Point Blank (if you've read this far and if you have I hope you really listen here) This product works all out for real... Observing the beginning days of treatment I noticed my skin was oilier for the first few days due to excess oil seeming to be 'pushed out'. Also, during this period I noticed a distinct sulphur related smell when I was splashing warm-hot water on it before washing with a soap free bar. So my regime consisted of this

Before Bedtime - Wash face with mild soapless face bar (neotrogena, dove sensitive skin) After patting face dry I apply thin film of Differin to affected areas.

Morning - Wash face with soapless bar and apply Benoxl 10% Benzoyl Peroxide in thin film over face for an hour or two and wash again with mild soapless bar.
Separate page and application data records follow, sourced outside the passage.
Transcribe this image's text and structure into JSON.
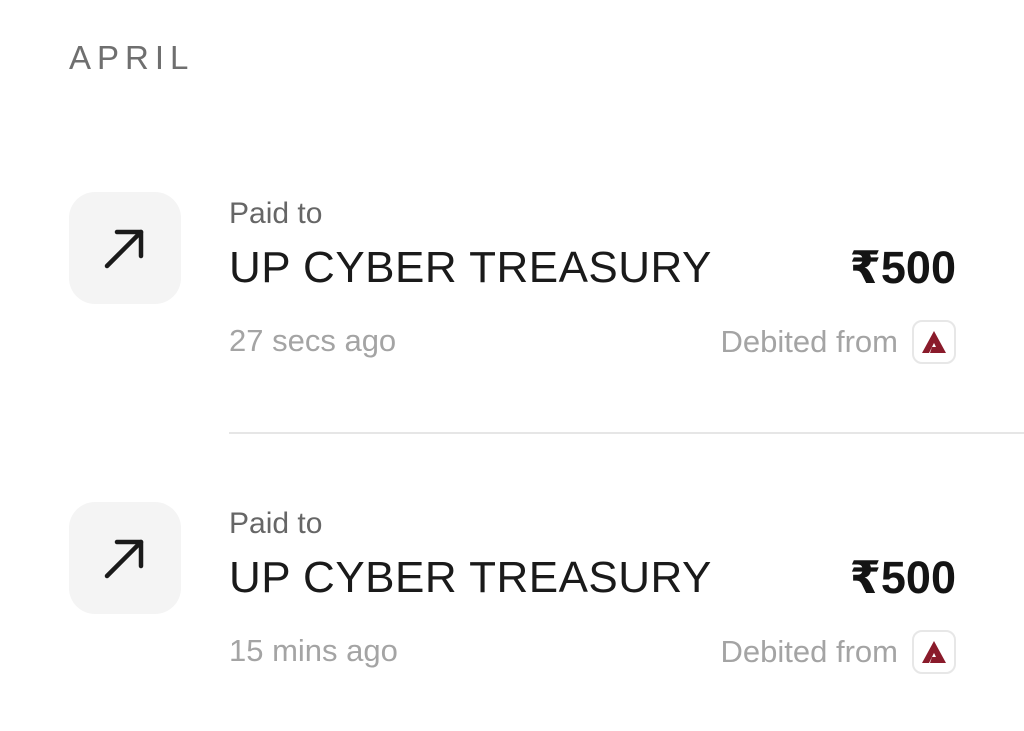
{
  "section": {
    "title": "APRIL"
  },
  "transactions": [
    {
      "direction_icon": "arrow-up-right-icon",
      "label": "Paid to",
      "payee": "UP CYBER TREASURY",
      "amount": "₹500",
      "time": "27 secs ago",
      "debited_label": "Debited from",
      "bank_icon": "bank-logo-icon"
    },
    {
      "direction_icon": "arrow-up-right-icon",
      "label": "Paid to",
      "payee": "UP CYBER TREASURY",
      "amount": "₹500",
      "time": "15 mins ago",
      "debited_label": "Debited from",
      "bank_icon": "bank-logo-icon"
    }
  ],
  "colors": {
    "bank_brand": "#8a1b2b",
    "icon_tile_bg": "#f4f4f4"
  }
}
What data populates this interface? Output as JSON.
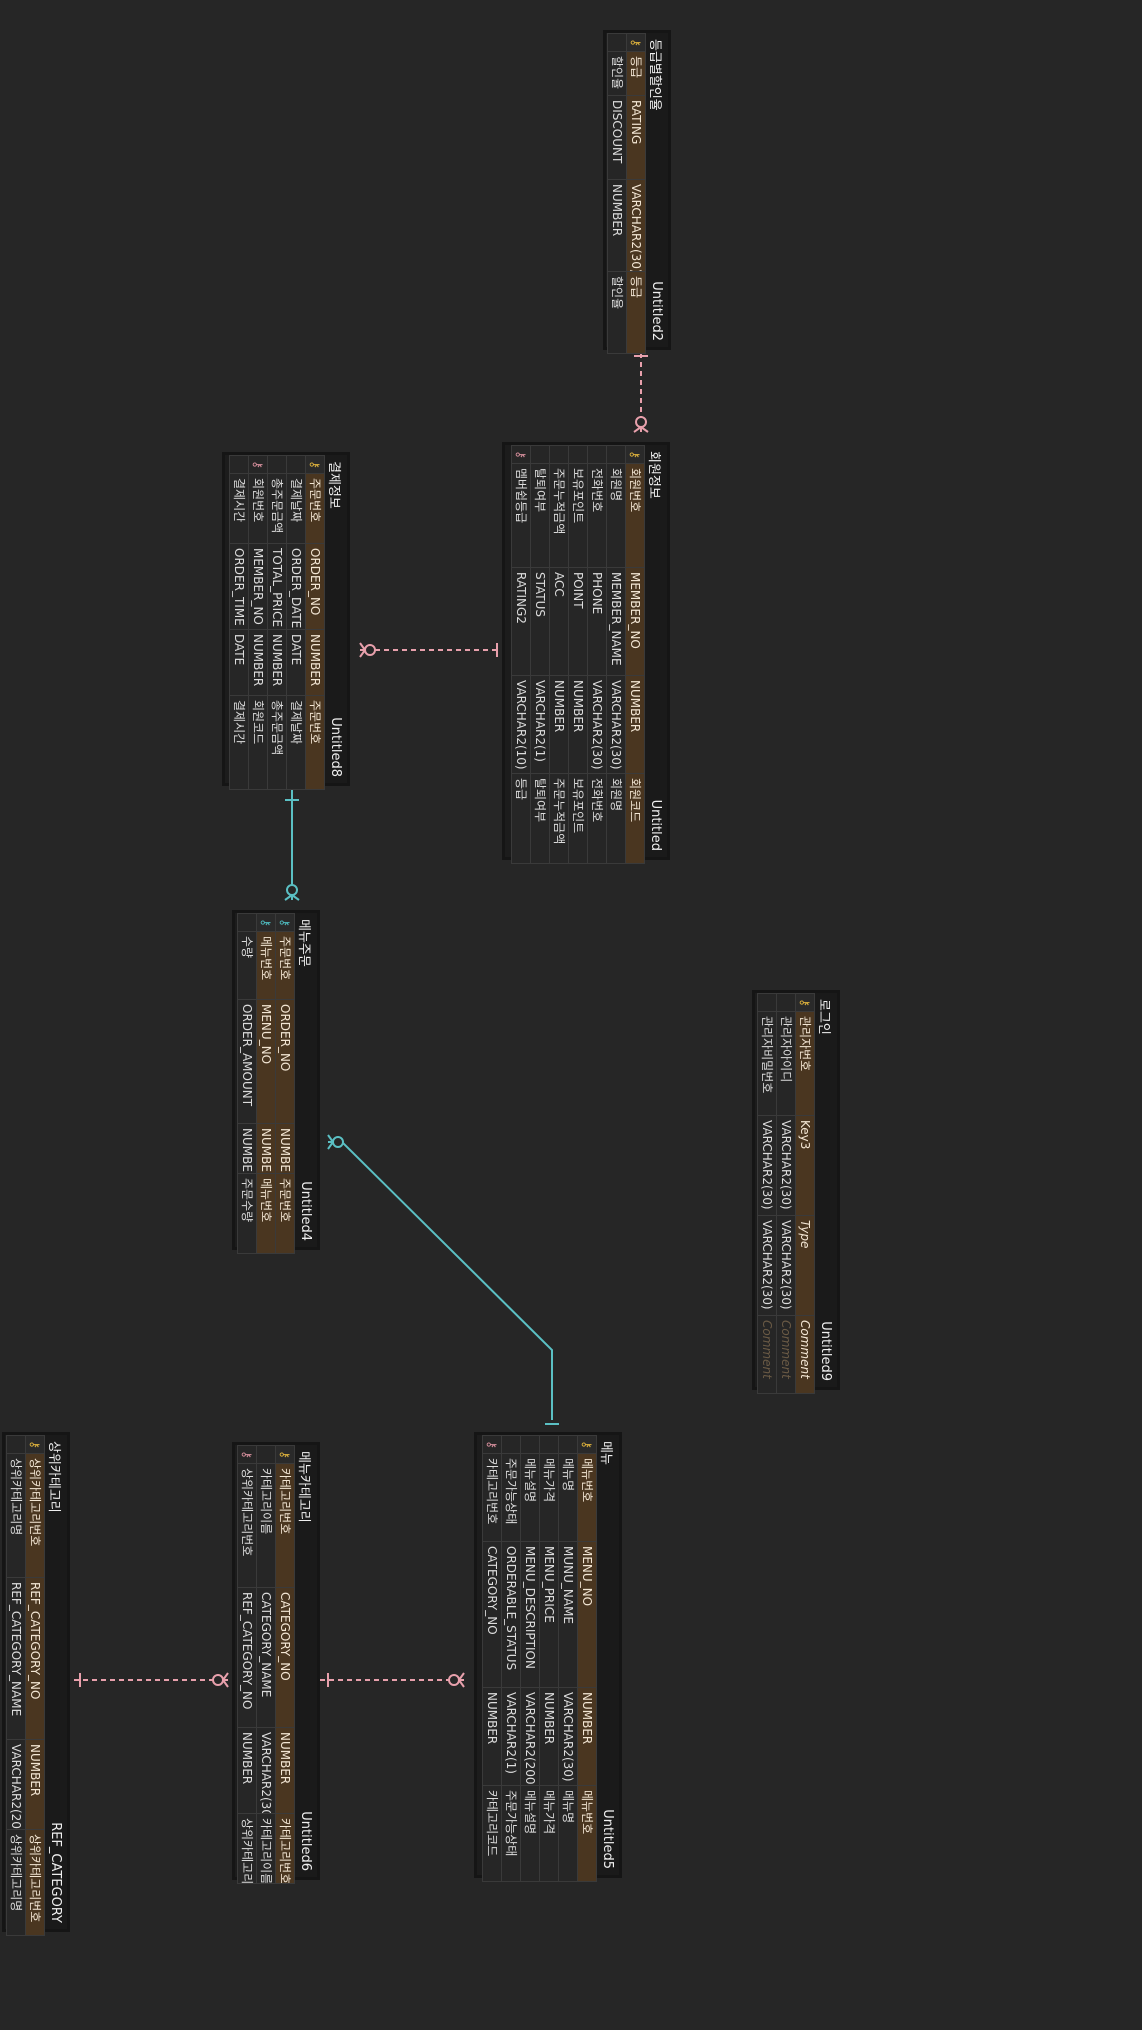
{
  "colors": {
    "background": "#262626",
    "pk_row": "#4a3620",
    "link_pink": "#e8a0ac",
    "link_teal": "#5bc0c4"
  },
  "entities": {
    "rating": {
      "title": "등급별할인율",
      "label": "Untitled2",
      "rows": [
        {
          "key": "key-gold",
          "col1": "등급",
          "col2": "RATING",
          "col3": "VARCHAR2(30)",
          "col4": "등급",
          "pk": true
        },
        {
          "key": "",
          "col1": "할인율",
          "col2": "DISCOUNT",
          "col3": "NUMBER",
          "col4": "할인율",
          "pk": false
        }
      ]
    },
    "member": {
      "title": "회원정보",
      "label": "Untitled",
      "rows": [
        {
          "key": "key-gold",
          "col1": "회원번호",
          "col2": "MEMBER_NO",
          "col3": "NUMBER",
          "col4": "회원코드",
          "pk": true
        },
        {
          "key": "",
          "col1": "회원명",
          "col2": "MEMBER_NAME",
          "col3": "VARCHAR2(30)",
          "col4": "회원명",
          "pk": false
        },
        {
          "key": "",
          "col1": "전화번호",
          "col2": "PHONE",
          "col3": "VARCHAR2(30)",
          "col4": "전화번호",
          "pk": false
        },
        {
          "key": "",
          "col1": "보유포인트",
          "col2": "POINT",
          "col3": "NUMBER",
          "col4": "보유포인트",
          "pk": false
        },
        {
          "key": "",
          "col1": "주문누적금액",
          "col2": "ACC",
          "col3": "NUMBER",
          "col4": "주문누적금액",
          "pk": false
        },
        {
          "key": "",
          "col1": "탈퇴여부",
          "col2": "STATUS",
          "col3": "VARCHAR2(1)",
          "col4": "탈퇴여부",
          "pk": false
        },
        {
          "key": "key-pink",
          "col1": "멤버쉽등급",
          "col2": "RATING2",
          "col3": "VARCHAR2(10)",
          "col4": "등급",
          "pk": false
        }
      ]
    },
    "payment": {
      "title": "결제정보",
      "label": "Untitled8",
      "rows": [
        {
          "key": "key-gold",
          "col1": "주문번호",
          "col2": "ORDER_NO",
          "col3": "NUMBER",
          "col4": "주문번호",
          "pk": true
        },
        {
          "key": "",
          "col1": "결제날짜",
          "col2": "ORDER_DATE",
          "col3": "DATE",
          "col4": "결제날짜",
          "pk": false
        },
        {
          "key": "",
          "col1": "총주문금액",
          "col2": "TOTAL_PRICE",
          "col3": "NUMBER",
          "col4": "총주문금액",
          "pk": false
        },
        {
          "key": "key-pink",
          "col1": "회원번호",
          "col2": "MEMBER_NO",
          "col3": "NUMBER",
          "col4": "회원코드",
          "pk": false
        },
        {
          "key": "",
          "col1": "결제시간",
          "col2": "ORDER_TIME",
          "col3": "DATE",
          "col4": "결제시간",
          "pk": false
        }
      ]
    },
    "menu_order": {
      "title": "메뉴주문",
      "label": "Untitled4",
      "rows": [
        {
          "key": "key-teal",
          "col1": "주문번호",
          "col2": "ORDER_NO",
          "col3": "NUMBER",
          "col4": "주문번호",
          "pk": true
        },
        {
          "key": "key-teal",
          "col1": "메뉴번호",
          "col2": "MENU_NO",
          "col3": "NUMBER",
          "col4": "메뉴번호",
          "pk": true
        },
        {
          "key": "",
          "col1": "수량",
          "col2": "ORDER_AMOUNT",
          "col3": "NUMBER",
          "col4": "주문수량",
          "pk": false
        }
      ]
    },
    "login": {
      "title": "로그인",
      "label": "Untitled9",
      "rows": [
        {
          "key": "key-gold",
          "col1": "관리자번호",
          "col2": "Key3",
          "col3": "Type",
          "col4": "Comment",
          "pk": true,
          "ph3": true,
          "ph4": true
        },
        {
          "key": "",
          "col1": "관리자아이디",
          "col2": "VARCHAR2(30)",
          "col3": "VARCHAR2(30)",
          "col4": "Comment",
          "pk": false,
          "ph4": true
        },
        {
          "key": "",
          "col1": "관리자비밀번호",
          "col2": "VARCHAR2(30)",
          "col3": "VARCHAR2(30)",
          "col4": "Comment",
          "pk": false,
          "ph4": true
        }
      ]
    },
    "menu": {
      "title": "메뉴",
      "label": "Untitled5",
      "rows": [
        {
          "key": "key-gold",
          "col1": "메뉴번호",
          "col2": "MENU_NO",
          "col3": "NUMBER",
          "col4": "메뉴번호",
          "pk": true
        },
        {
          "key": "",
          "col1": "메뉴명",
          "col2": "MUNU_NAME",
          "col3": "VARCHAR2(30)",
          "col4": "메뉴명",
          "pk": false
        },
        {
          "key": "",
          "col1": "메뉴가격",
          "col2": "MENU_PRICE",
          "col3": "NUMBER",
          "col4": "메뉴가격",
          "pk": false
        },
        {
          "key": "",
          "col1": "메뉴설명",
          "col2": "MENU_DESCRIPTION",
          "col3": "VARCHAR2(200)",
          "col4": "메뉴설명",
          "pk": false
        },
        {
          "key": "",
          "col1": "주문가능상태",
          "col2": "ORDERABLE_STATUS",
          "col3": "VARCHAR2(1)",
          "col4": "주문가능상태",
          "pk": false
        },
        {
          "key": "key-pink",
          "col1": "카테고리번호",
          "col2": "CATEGORY_NO",
          "col3": "NUMBER",
          "col4": "카테고리코드",
          "pk": false
        }
      ]
    },
    "menu_category": {
      "title": "메뉴카테고리",
      "label": "Untitled6",
      "rows": [
        {
          "key": "key-gold",
          "col1": "카테고리번호",
          "col2": "CATEGORY_NO",
          "col3": "NUMBER",
          "col4": "카테고리번호",
          "pk": true
        },
        {
          "key": "",
          "col1": "카테고리이름",
          "col2": "CATEGORY_NAME",
          "col3": "VARCHAR2(30)",
          "col4": "카테고리이름",
          "pk": false
        },
        {
          "key": "key-pink",
          "col1": "상위카테고리번호",
          "col2": "REF_CATEGORY_NO",
          "col3": "NUMBER",
          "col4": "상위카테고리번호",
          "pk": false
        }
      ]
    },
    "ref_category": {
      "title": "상위카테고리",
      "label": "REF_CATEGORY",
      "rows": [
        {
          "key": "key-gold",
          "col1": "상위카테고리번호",
          "col2": "REF_CATEGORY_NO",
          "col3": "NUMBER",
          "col4": "상위카테고리번호",
          "pk": true
        },
        {
          "key": "",
          "col1": "상위카테고리명",
          "col2": "REF_CATEGORY_NAME",
          "col3": "VARCHAR2(20)",
          "col4": "상위카테고리명",
          "pk": false
        }
      ]
    }
  },
  "relationships": [
    {
      "from": "rating",
      "to": "member",
      "style": "one-to-zero-or-many",
      "color": "#e8a0ac"
    },
    {
      "from": "member",
      "to": "payment",
      "style": "one-to-zero-or-many",
      "color": "#e8a0ac"
    },
    {
      "from": "payment",
      "to": "menu_order",
      "style": "one-to-zero-or-many",
      "color": "#5bc0c4"
    },
    {
      "from": "menu",
      "to": "menu_order",
      "style": "one-to-zero-or-many",
      "color": "#5bc0c4"
    },
    {
      "from": "menu_category",
      "to": "menu",
      "style": "one-to-zero-or-many",
      "color": "#e8a0ac"
    },
    {
      "from": "ref_category",
      "to": "menu_category",
      "style": "one-to-zero-or-many",
      "color": "#e8a0ac"
    }
  ]
}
Skin didn't seem to irritate due to the mildness of the bar.. Cleaner skin seemed to make me feel less of the symptoms. I didn't want to leave the benzoyl peroxide on all day to prevent excessive redness but just enough to get the effectivness of the antibacterial properties. I notice I didn't have that smell on my face no longer and my skin was dryer. But, good dry..

If you have made it this far and read this. get back to me.. this treatment works! I'm a strong believer the next few months will be a breeze.. I haven't gotten any more new lesions after the beginning flare. Like an immediate response. Like I said, just deal with the beginning 'bad' stage.